One the one hand, the government states paradigmatically that all asylum applications must be examined and that ‘illegal pushbacks’ have to stop. The coalition agreement even indicates that the (unanimous) enlargement of the Schengen area may be made conditional upon compliance with the rule of law, thus effectively threatening a veto against Croatian accession in case the pushbacks continue. On the other hand, it signs up to the prevalent language that the ‘instrumentalisation’ of migration cannot be tolerated and that Europe should not be ‘blackmailed’ by a dictator, in the form of determining how many people cross the external borders.

External processing presents itself as a seemingly magic solution, by ‘outsourcing’ status determination to Ukraine or elsewhere. Few people beyond the German-speaking world will have heard of such an idea before. It effectively takes up the proposals of the leader of a think tank, Gerald Knaus, who is extremely visible in the German debate and is habitually referred to as the ‘architect’ of the EU Turkey statement in the media. 

While external processing could theoretically be realised in full compliance with international law and the Refugee Convention, the project is bound to fail in practice—mirroring the failure of previous initiatives, including disembarkation platforms envisaged by the European Council in June 2018 (here, para 5). Realisation of the project would require a reform of the Asylum Procedures Directive, the willingness of third states to sign up to the project, the determination of the procedural standards applicable in the third state, the guarantee of humane living conditions, and a strategy of what to do with those receiving protection or being denied asylum. The coalition agreement remains silent on these matters (as does Gerald Knaus in most of his rather general interventions promoting the idea).
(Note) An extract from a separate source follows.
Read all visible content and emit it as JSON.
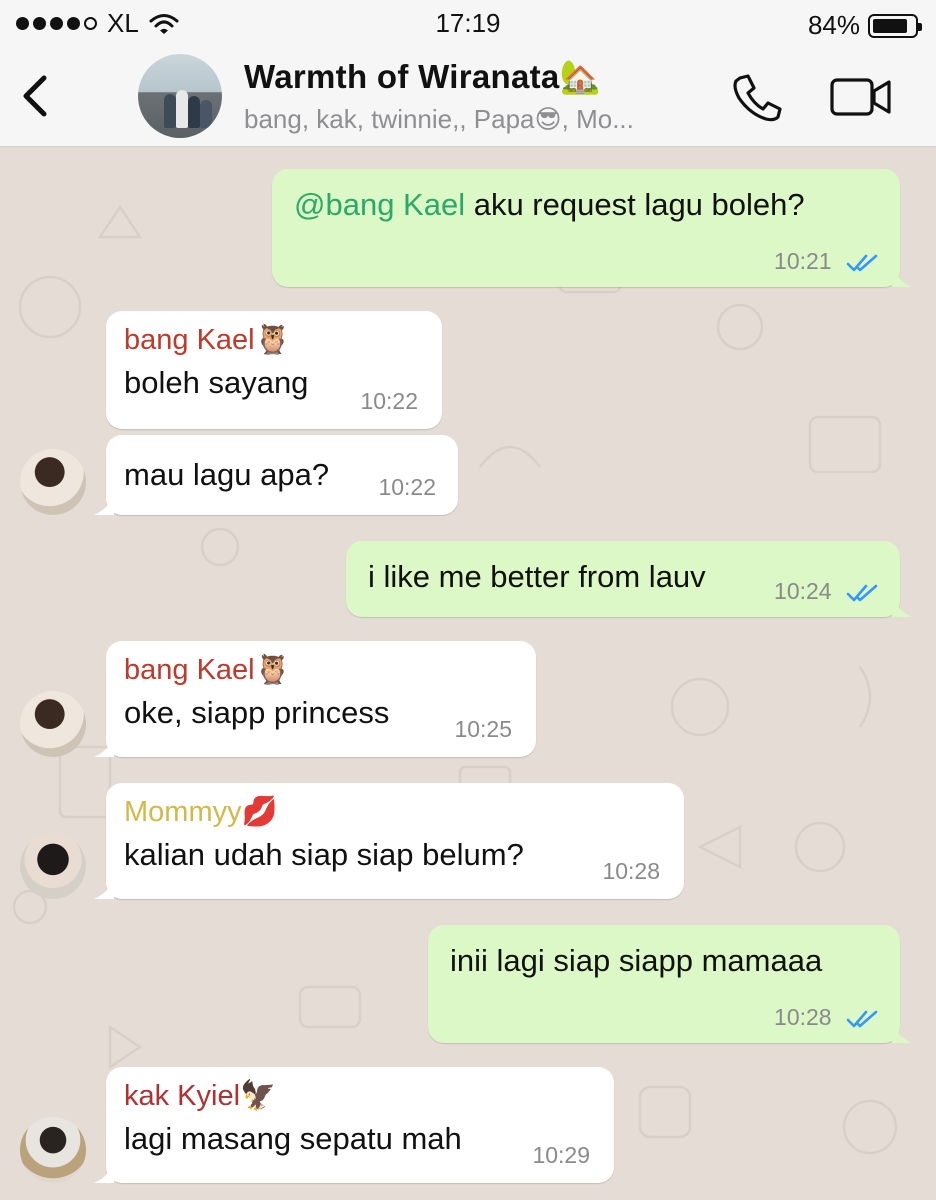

Legal Pathways and Humanitarian Visas

Luckily for the new government, some elements of international asylum policy can be determined at the domestic level semi-autonomously. Critics of the prevalent externalisation and containment policies will rejoice at the announcement of more resettlement, a quota for humanitarian admission from Afghanistan, as well as the introduction of humanitarian visas. We can expect the government to realise these projects, even though it remains silent on the numbers involved, or the relevant criteria. These issues will have to be determined during the next parliament. 

Lacuna: Reform of the Common European Asylum System

The new government understands that the European level is crucial. The coalition agreement subscribes to the objective of a ‘fundamental reform of the European asylum system’ (p. 141), but it fails to give even the slightest idea of what it will support in practice. Border procedures in hotspots at the external border? Reform of the Return Directive? Less social benefits in case of secondary movements? Restriction of legal remedies against Dublin transfers? Anyone who wants to learn more about the German position will not find any indication in the coalition agreement.

That might be a smart tactical move, since the coalition partners have diverging views and know that the policy debate in Brussels is full of pitfalls and the need for compromise. Silence effectively defers decisions on the road to be taken to a later point. Central topics will be taken up in the coalition committee, where all three parties are represented, while most of the ‘daily business’ will be dealt with by the ministries of the interior and justice. 

The absence of detailed prescriptions on core questions puts the social-democrat interior minister Nancy Faeser and the liberal justice minister Marco Buschmann in the driving seat. The Greens will watch from the sidelines (their focus during the negotiations was on climate change), with the exception of international cooperation, coordinated by foreign minister Annalena Bearbock. When it comes to EU asylum policy, in particular, the coalition agreement can be compared to a trailer of a blockbuster movie: it makes you curious of the things to come, without revealing too much detail.